AIM OF THE EXERCISE:
Find how many lines below hold "this", then state that number by itself.

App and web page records
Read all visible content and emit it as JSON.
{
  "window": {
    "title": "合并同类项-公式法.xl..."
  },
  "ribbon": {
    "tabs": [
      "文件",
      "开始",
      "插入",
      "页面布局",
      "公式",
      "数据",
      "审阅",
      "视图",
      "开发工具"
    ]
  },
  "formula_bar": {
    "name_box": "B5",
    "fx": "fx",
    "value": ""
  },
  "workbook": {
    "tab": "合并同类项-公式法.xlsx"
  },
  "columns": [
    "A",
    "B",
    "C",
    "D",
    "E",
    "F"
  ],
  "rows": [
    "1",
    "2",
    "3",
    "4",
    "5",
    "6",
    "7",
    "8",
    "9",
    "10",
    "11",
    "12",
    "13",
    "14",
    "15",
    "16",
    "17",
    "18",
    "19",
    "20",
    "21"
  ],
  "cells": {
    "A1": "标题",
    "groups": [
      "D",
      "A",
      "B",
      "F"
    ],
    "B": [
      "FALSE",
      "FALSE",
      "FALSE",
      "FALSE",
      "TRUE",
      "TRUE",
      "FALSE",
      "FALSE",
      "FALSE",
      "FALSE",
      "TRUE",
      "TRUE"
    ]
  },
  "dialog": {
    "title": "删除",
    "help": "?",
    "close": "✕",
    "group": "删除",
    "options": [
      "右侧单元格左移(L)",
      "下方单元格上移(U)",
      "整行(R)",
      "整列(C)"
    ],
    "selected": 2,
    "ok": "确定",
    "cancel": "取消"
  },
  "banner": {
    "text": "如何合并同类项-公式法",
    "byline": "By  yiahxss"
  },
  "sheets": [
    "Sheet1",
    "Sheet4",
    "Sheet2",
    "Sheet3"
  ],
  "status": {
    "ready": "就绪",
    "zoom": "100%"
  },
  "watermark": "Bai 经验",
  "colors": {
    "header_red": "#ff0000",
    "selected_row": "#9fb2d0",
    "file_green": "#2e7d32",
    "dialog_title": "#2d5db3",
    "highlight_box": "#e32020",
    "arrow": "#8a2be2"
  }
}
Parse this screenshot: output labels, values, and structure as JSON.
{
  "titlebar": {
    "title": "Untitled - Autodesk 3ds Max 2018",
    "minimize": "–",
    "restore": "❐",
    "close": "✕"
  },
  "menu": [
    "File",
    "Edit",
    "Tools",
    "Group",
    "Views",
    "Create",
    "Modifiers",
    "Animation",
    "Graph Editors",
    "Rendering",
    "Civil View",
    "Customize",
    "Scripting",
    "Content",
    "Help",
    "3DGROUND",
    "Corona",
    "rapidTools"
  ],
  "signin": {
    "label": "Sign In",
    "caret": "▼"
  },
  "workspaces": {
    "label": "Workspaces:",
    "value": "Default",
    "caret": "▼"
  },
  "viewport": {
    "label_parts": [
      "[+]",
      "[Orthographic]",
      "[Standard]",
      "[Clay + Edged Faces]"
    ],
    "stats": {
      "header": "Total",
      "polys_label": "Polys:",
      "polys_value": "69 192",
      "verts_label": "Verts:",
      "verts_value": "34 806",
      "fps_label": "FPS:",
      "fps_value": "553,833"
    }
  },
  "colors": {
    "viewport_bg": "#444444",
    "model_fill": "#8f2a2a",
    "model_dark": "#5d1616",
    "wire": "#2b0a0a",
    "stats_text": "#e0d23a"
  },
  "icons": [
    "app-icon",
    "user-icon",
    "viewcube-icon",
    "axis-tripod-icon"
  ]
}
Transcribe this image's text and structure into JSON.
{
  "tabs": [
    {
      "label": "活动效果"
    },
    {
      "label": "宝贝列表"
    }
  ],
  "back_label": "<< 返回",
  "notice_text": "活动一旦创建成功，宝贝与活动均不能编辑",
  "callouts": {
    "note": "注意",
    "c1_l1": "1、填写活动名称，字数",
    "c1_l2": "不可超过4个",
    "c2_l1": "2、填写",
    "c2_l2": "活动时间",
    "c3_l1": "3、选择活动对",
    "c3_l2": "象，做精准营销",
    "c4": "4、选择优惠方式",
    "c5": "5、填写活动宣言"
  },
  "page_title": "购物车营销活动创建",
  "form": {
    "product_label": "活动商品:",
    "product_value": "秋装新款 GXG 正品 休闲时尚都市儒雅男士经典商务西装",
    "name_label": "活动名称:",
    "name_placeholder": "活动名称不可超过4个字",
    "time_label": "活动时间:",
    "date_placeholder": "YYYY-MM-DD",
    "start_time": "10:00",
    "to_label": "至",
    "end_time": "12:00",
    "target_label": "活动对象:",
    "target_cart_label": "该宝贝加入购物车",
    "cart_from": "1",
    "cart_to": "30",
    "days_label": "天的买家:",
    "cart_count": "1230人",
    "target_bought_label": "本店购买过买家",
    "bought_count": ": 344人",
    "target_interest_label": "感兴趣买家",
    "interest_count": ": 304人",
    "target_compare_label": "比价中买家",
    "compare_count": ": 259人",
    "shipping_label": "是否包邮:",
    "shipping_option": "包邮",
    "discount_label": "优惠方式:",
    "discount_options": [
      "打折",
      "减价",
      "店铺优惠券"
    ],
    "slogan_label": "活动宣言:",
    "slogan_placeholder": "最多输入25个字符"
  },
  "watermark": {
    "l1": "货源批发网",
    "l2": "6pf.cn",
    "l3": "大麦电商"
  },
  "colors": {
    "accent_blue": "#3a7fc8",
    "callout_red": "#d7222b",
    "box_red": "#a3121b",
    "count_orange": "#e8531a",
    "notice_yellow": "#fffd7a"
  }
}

SOLUTION:
2